No, there appears to be a direct relationship between moment of inertia and angular velocity. As the angular velocity decreased, so did the moment of inertia.

**3. How well do your results support the theory of conservation of momentum? What are the limitations of the experimental setup?**

The results somewhat support the theory of conservation of momentum. The percent difference is 11.7%, which I suppose isn’t a huge discrepancy, but it could be better. The limitations of the experimental setup were that it is difficult to drop the ring on the spinning disk perfectly. We were able to drop the ring into the grooves of the disk, but there was still some wiggle room in those grooves. The ring would need to fit in the grooves like a puzzle piece in order to be positioned dead center to yield the least amount of error.

### Conclusion

**Lab Summarized**

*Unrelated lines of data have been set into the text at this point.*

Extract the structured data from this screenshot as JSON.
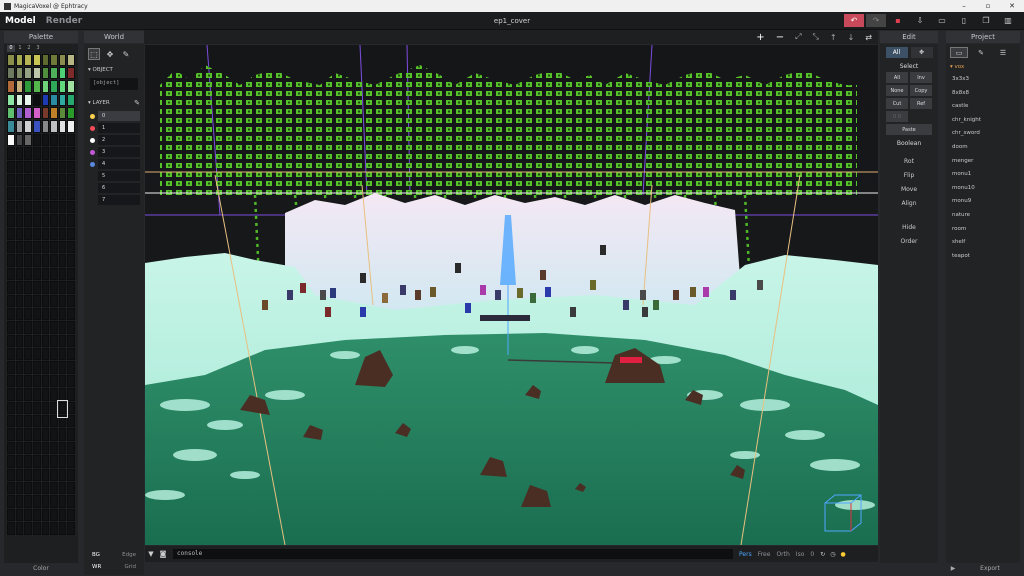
{
  "window": {
    "title": "MagicaVoxel @ Ephtracy",
    "document": "ep1_cover"
  },
  "modes": {
    "model": "Model",
    "render": "Render"
  },
  "palette": {
    "header": "Palette",
    "tabs": [
      "0",
      "1",
      "2",
      "3"
    ],
    "footer": "Color",
    "colors": [
      "#8a8f4a",
      "#a5a94f",
      "#b6b454",
      "#c8c555",
      "#5e6a2e",
      "#6f7a38",
      "#8b8d4e",
      "#b8b683",
      "#6e7a5f",
      "#7f8c67",
      "#94a283",
      "#bdc6a9",
      "#4f8f3e",
      "#4fb05a",
      "#4fcf76",
      "#7f2a2a",
      "#b36a3a",
      "#c9b07a",
      "#2f9a3a",
      "#54b64b",
      "#6fd37a",
      "#2fa85a",
      "#5fd77a",
      "#9fe29f",
      "#8be6a3",
      "#d8f0dc",
      "#e8f6ee",
      "#0c0d0e",
      "#1e3bb4",
      "#2d8aa3",
      "#2faaa0",
      "#26a86f",
      "#5fbf6e",
      "#6e5fbf",
      "#b05fd0",
      "#d45fc8",
      "#7a3a2a",
      "#c0802a",
      "#5a8a3a",
      "#2a9a2a",
      "#3a8a9a",
      "#a0a0a0",
      "#d0d0d0",
      "#3a52c0",
      "#888888",
      "#c0c0c0",
      "#e0e0e0",
      "#f0f0f0",
      "#fafafa",
      "#444444",
      "#666666"
    ]
  },
  "world": {
    "header": "World",
    "object_label": "OBJECT",
    "object_value": "[object]",
    "layer_label": "LAYER",
    "layers": [
      {
        "id": "0",
        "color": "#ffd04d"
      },
      {
        "id": "1",
        "color": "#ff4a5a"
      },
      {
        "id": "2",
        "color": "#ffffff"
      },
      {
        "id": "3",
        "color": "#c25ad7"
      },
      {
        "id": "4",
        "color": "#5a8ae0"
      },
      {
        "id": "5",
        "color": ""
      },
      {
        "id": "6",
        "color": ""
      },
      {
        "id": "7",
        "color": ""
      }
    ],
    "footer": {
      "bg": "BG",
      "edge": "Edge",
      "wr": "WR",
      "grid": "Grid"
    }
  },
  "viewport": {
    "console_text": "console",
    "view_modes": [
      "Pers",
      "Free",
      "Orth",
      "Iso"
    ],
    "zero": "0"
  },
  "edit": {
    "header": "Edit",
    "all": "All",
    "select_label": "Select",
    "select_buttons": [
      "All",
      "Inv",
      "None",
      "Copy",
      "Cut",
      "Ref",
      "0 0",
      "Paste"
    ],
    "boolean": "Boolean",
    "actions": [
      "Rot",
      "Flip",
      "Move",
      "Align",
      "Hide",
      "Order"
    ]
  },
  "project": {
    "header": "Project",
    "folder": "vox",
    "items": [
      "3x3x3",
      "8x8x8",
      "castle",
      "chr_knight",
      "chr_sword",
      "doom",
      "menger",
      "monu1",
      "monu10",
      "monu9",
      "nature",
      "room",
      "shelf",
      "teapot"
    ],
    "footer": "Export"
  },
  "colors": {
    "accent": "#4ba8ff",
    "undo": "#c84a5a",
    "water": "#1f7a5a",
    "snow": "#b8f2e0"
  }
}
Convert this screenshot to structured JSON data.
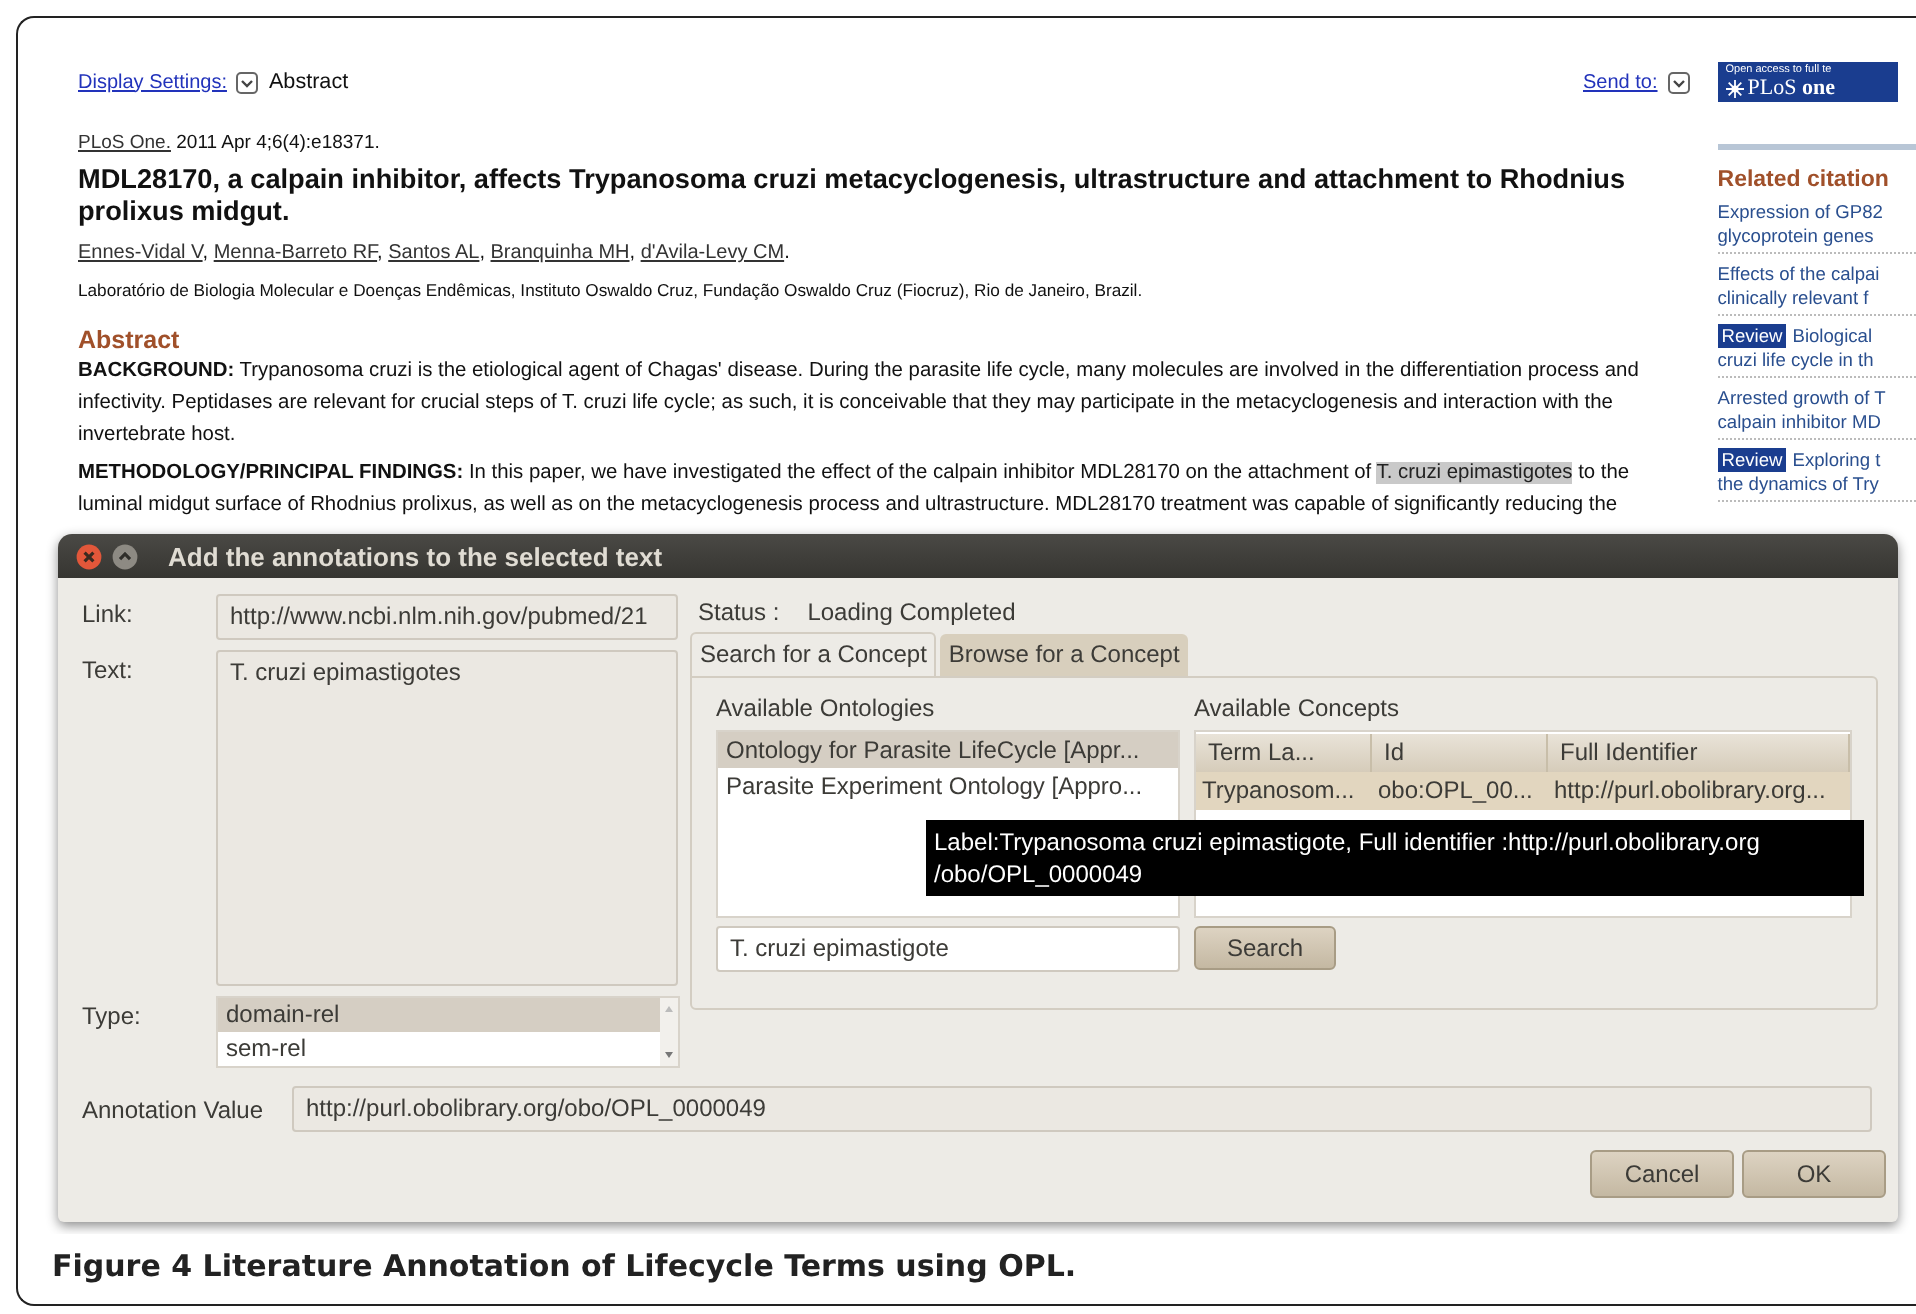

During the first part of the lab, the moments of inertia for a spinning disk with and without a weighted ring on top were calculated using two different methods. The force coercing the disk to spin was a 300 g weight attached to the shaft of the disk using a string a pulley system. The weight was allowed to free fall and the resulting graph of velocity versus time was used to find the final angular velocity by taking the mean of the segment after which the string had completely unraveled from the shaft. The angular acceleration was found from the slope of this graph up to that point.

These values, along with the force of kinetic friction, found by determining the minimum force needed to get the disk spinning, were used to find the moment of inertia. The moment of inertia was also calculated a second way, using the radii and masses of the disk and ring.

The second part of the experiment was performed much like part one of the experiment using the disk alone, only this time shortly after the string had unraveled, the ring was dropped onto the spinning disk. Using the angular velocities and moment of inertias, determined much like they were in part one, the angular moments before and after the ring were dropped were calculated and compared.

The percent differences between the two different calculations of the moments of inertia in part one were quite low. Using the disk alone, the percent difference was 9.5% and with the disk plus the ring, the percent difference as 0%. Under perfect conditions, the values should have been equal. The angular acceleration and final velocity for the disk along were greater than that of the measurement for the disk plus the ring, which could be expected, due to the extra mass. The percent difference between the angular momentums before and after the ring was dropped in part two was 11.7%. They should have been equal under ideal conditions.

As stated previously in the questions, some of this error is most likely due from the ring not being placed dead center around the spinning disk. If the disk was dropped at and angle and did not make complete contact with the disk at the same instant, this could have also caused error. If the shaft was not properly lubricated, this would have caused error throughout the experiment. Lastly, if the string ever caught a snag while unraveling, this would have also contributed to the error.

### Equations

I =τ/α

I = ½ MR2

L = I_{f}ω_{f }I_{i}ω_{i} = I_{f}ω_{f}